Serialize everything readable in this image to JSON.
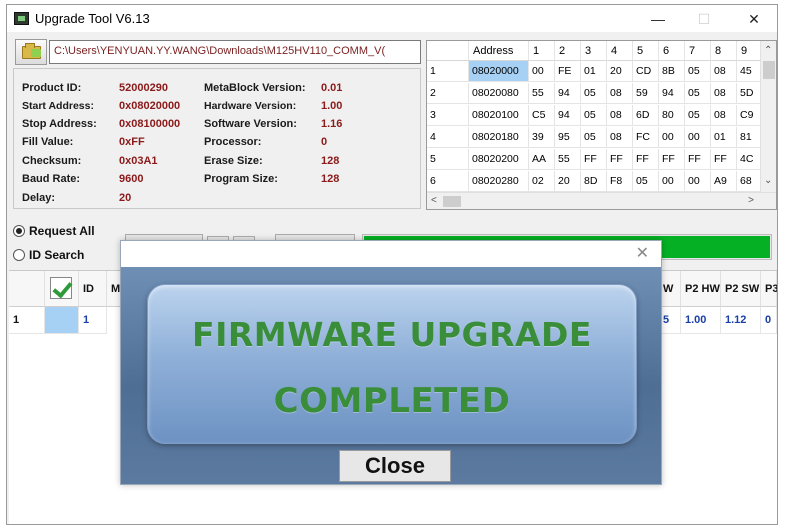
{
  "window": {
    "title": "Upgrade Tool V6.13",
    "minimize": "—",
    "maximize": "☐",
    "close": "✕"
  },
  "path": "C:\\Users\\YENYUAN.YY.WANG\\Downloads\\M125HV110_COMM_V(",
  "info": {
    "product_id_label": "Product ID:",
    "product_id": "52000290",
    "start_label": "Start Address:",
    "start": "0x08020000",
    "stop_label": "Stop Address:",
    "stop": "0x08100000",
    "fill_label": "Fill Value:",
    "fill": "0xFF",
    "checksum_label": "Checksum:",
    "checksum": "0x03A1",
    "baud_label": "Baud Rate:",
    "baud": "9600",
    "delay_label": "Delay:",
    "delay": "20",
    "meta_label": "MetaBlock Version:",
    "meta": "0.01",
    "hw_label": "Hardware Version:",
    "hw": "1.00",
    "sw_label": "Software Version:",
    "sw": "1.16",
    "proc_label": "Processor:",
    "proc": "0",
    "erase_label": "Erase Size:",
    "erase": "128",
    "prog_label": "Program Size:",
    "prog": "128"
  },
  "hex_grid": {
    "headers": [
      "Address",
      "1",
      "2",
      "3",
      "4",
      "5",
      "6",
      "7",
      "8",
      "9"
    ],
    "rows": [
      {
        "n": "1",
        "addr": "08020000",
        "bytes": [
          "00",
          "FE",
          "01",
          "20",
          "CD",
          "8B",
          "05",
          "08",
          "45"
        ]
      },
      {
        "n": "2",
        "addr": "08020080",
        "bytes": [
          "55",
          "94",
          "05",
          "08",
          "59",
          "94",
          "05",
          "08",
          "5D"
        ]
      },
      {
        "n": "3",
        "addr": "08020100",
        "bytes": [
          "C5",
          "94",
          "05",
          "08",
          "6D",
          "80",
          "05",
          "08",
          "C9"
        ]
      },
      {
        "n": "4",
        "addr": "08020180",
        "bytes": [
          "39",
          "95",
          "05",
          "08",
          "FC",
          "00",
          "00",
          "01",
          "81"
        ]
      },
      {
        "n": "5",
        "addr": "08020200",
        "bytes": [
          "AA",
          "55",
          "FF",
          "FF",
          "FF",
          "FF",
          "FF",
          "FF",
          "4C"
        ]
      },
      {
        "n": "6",
        "addr": "08020280",
        "bytes": [
          "02",
          "20",
          "8D",
          "F8",
          "05",
          "00",
          "00",
          "A9",
          "68"
        ]
      }
    ]
  },
  "options": {
    "request_all": "Request All",
    "id_search": "ID Search"
  },
  "progress": {
    "value": 1.0,
    "color": "#06b025"
  },
  "table": {
    "headers": {
      "id": "ID",
      "mc": "MC",
      "w": "W",
      "p2hw": "P2 HW",
      "p2sw": "P2 SW",
      "p3": "P3"
    },
    "row": {
      "n": "1",
      "id": "1",
      "w": "5",
      "p2hw": "1.00",
      "p2sw": "1.12",
      "p3": "0"
    }
  },
  "dialog": {
    "close_x": "✕",
    "line1": "FIRMWARE UPGRADE",
    "line2": "COMPLETED",
    "button": "Close"
  }
}
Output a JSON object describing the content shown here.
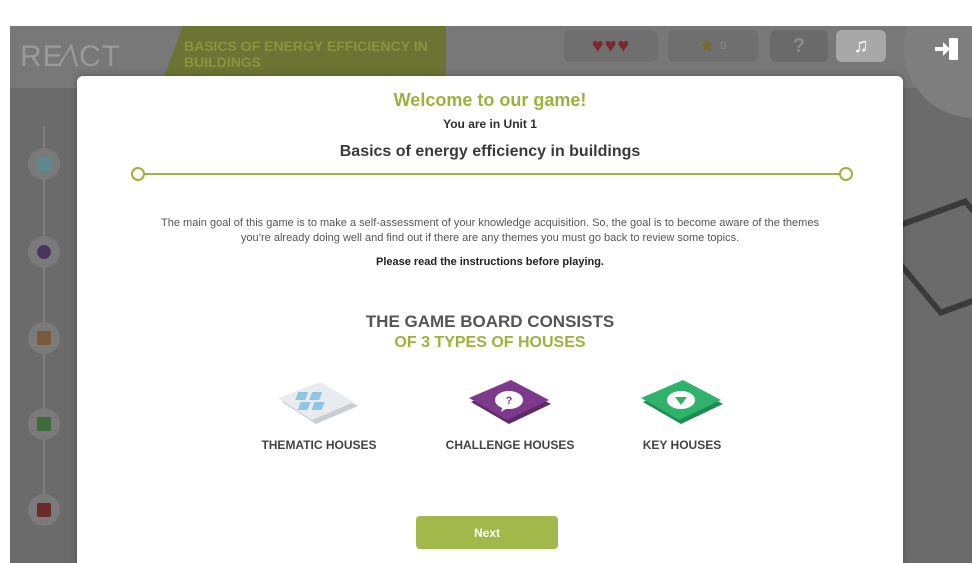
{
  "header": {
    "logo": "RE⁄\\CT",
    "unit_tab": "BASICS OF ENERGY EFFICIENCY IN BUILDINGS",
    "lives": "♥♥♥",
    "stars_count": "0",
    "help_label": "?",
    "music_label": "♫"
  },
  "modal": {
    "welcome": "Welcome to our game!",
    "unit_line": "You are in Unit 1",
    "unit_name": "Basics of energy efficiency in buildings",
    "intro": "The main goal of this game is to make a self-assessment of your knowledge acquisition. So, the goal is to become aware of the themes you’re already doing well and find out if there are any themes you must go back to review some topics.",
    "read_note": "Please read the instructions before playing.",
    "board_title_1": "THE GAME BOARD CONSISTS",
    "board_title_2": "OF 3 TYPES OF HOUSES",
    "houses": [
      {
        "label": "THEMATIC HOUSES",
        "icon": "thematic-house-icon",
        "color": "#e4e8ea"
      },
      {
        "label": "CHALLENGE HOUSES",
        "icon": "challenge-house-icon",
        "color": "#7e3a8a"
      },
      {
        "label": "KEY HOUSES",
        "icon": "key-house-icon",
        "color": "#2fb36a"
      }
    ],
    "next_label": "Next"
  },
  "colors": {
    "accent_green": "#9bb23c",
    "button_green": "#a3b84a",
    "challenge_purple": "#7e3a8a",
    "key_green": "#2fb36a"
  }
}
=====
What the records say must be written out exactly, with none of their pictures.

Serialize everything readable in this image to JSON.
{
  "window": {
    "title": "Upgrade Tool V6.13",
    "minimize": "—",
    "maximize": "☐",
    "close": "✕"
  },
  "path": "C:\\Users\\YENYUAN.YY.WANG\\Downloads\\M125HV110_COMM_V(",
  "info": {
    "product_id_label": "Product ID:",
    "product_id": "52000290",
    "start_label": "Start Address:",
    "start": "0x08020000",
    "stop_label": "Stop Address:",
    "stop": "0x08100000",
    "fill_label": "Fill Value:",
    "fill": "0xFF",
    "checksum_label": "Checksum:",
    "checksum": "0x03A1",
    "baud_label": "Baud Rate:",
    "baud": "9600",
    "delay_label": "Delay:",
    "delay": "20",
    "meta_label": "MetaBlock Version:",
    "meta": "0.01",
    "hw_label": "Hardware Version:",
    "hw": "1.00",
    "sw_label": "Software Version:",
    "sw": "1.16",
    "proc_label": "Processor:",
    "proc": "0",
    "erase_label": "Erase Size:",
    "erase": "128",
    "prog_label": "Program Size:",
    "prog": "128"
  },
  "hex_grid": {
    "headers": [
      "Address",
      "1",
      "2",
      "3",
      "4",
      "5",
      "6",
      "7",
      "8",
      "9"
    ],
    "rows": [
      {
        "n": "1",
        "addr": "08020000",
        "bytes": [
          "00",
          "FE",
          "01",
          "20",
          "CD",
          "8B",
          "05",
          "08",
          "45"
        ]
      },
      {
        "n": "2",
        "addr": "08020080",
        "bytes": [
          "55",
          "94",
          "05",
          "08",
          "59",
          "94",
          "05",
          "08",
          "5D"
        ]
      },
      {
        "n": "3",
        "addr": "08020100",
        "bytes": [
          "C5",
          "94",
          "05",
          "08",
          "6D",
          "80",
          "05",
          "08",
          "C9"
        ]
      },
      {
        "n": "4",
        "addr": "08020180",
        "bytes": [
          "39",
          "95",
          "05",
          "08",
          "FC",
          "00",
          "00",
          "01",
          "81"
        ]
      },
      {
        "n": "5",
        "addr": "08020200",
        "bytes": [
          "AA",
          "55",
          "FF",
          "FF",
          "FF",
          "FF",
          "FF",
          "FF",
          "4C"
        ]
      },
      {
        "n": "6",
        "addr": "08020280",
        "bytes": [
          "02",
          "20",
          "8D",
          "F8",
          "05",
          "00",
          "00",
          "A9",
          "68"
        ]
      }
    ]
  },
  "options": {
    "request_all": "Request All",
    "id_search": "ID Search"
  },
  "progress": {
    "value": 1.0,
    "color": "#06b025"
  },
  "table": {
    "headers": {
      "id": "ID",
      "mc": "MC",
      "w": "W",
      "p2hw": "P2 HW",
      "p2sw": "P2 SW",
      "p3": "P3"
    },
    "row": {
      "n": "1",
      "id": "1",
      "w": "5",
      "p2hw": "1.00",
      "p2sw": "1.12",
      "p3": "0"
    }
  },
  "dialog": {
    "close_x": "✕",
    "line1": "FIRMWARE UPGRADE",
    "line2": "COMPLETED",
    "button": "Close"
  }
}
Output a JSON object describing the content shown here.
{
  "header": {
    "logo": "RE⁄\\CT",
    "unit_tab": "BASICS OF ENERGY EFFICIENCY IN BUILDINGS",
    "lives": "♥♥♥",
    "stars_count": "0",
    "help_label": "?",
    "music_label": "♫"
  },
  "modal": {
    "welcome": "Welcome to our game!",
    "unit_line": "You are in Unit 1",
    "unit_name": "Basics of energy efficiency in buildings",
    "intro": "The main goal of this game is to make a self-assessment of your knowledge acquisition. So, the goal is to become aware of the themes you’re already doing well and find out if there are any themes you must go back to review some topics.",
    "read_note": "Please read the instructions before playing.",
    "board_title_1": "THE GAME BOARD CONSISTS",
    "board_title_2": "OF 3 TYPES OF HOUSES",
    "houses": [
      {
        "label": "THEMATIC HOUSES",
        "icon": "thematic-house-icon",
        "color": "#e4e8ea"
      },
      {
        "label": "CHALLENGE HOUSES",
        "icon": "challenge-house-icon",
        "color": "#7e3a8a"
      },
      {
        "label": "KEY HOUSES",
        "icon": "key-house-icon",
        "color": "#2fb36a"
      }
    ],
    "next_label": "Next"
  },
  "colors": {
    "accent_green": "#9bb23c",
    "button_green": "#a3b84a",
    "challenge_purple": "#7e3a8a",
    "key_green": "#2fb36a"
  }
}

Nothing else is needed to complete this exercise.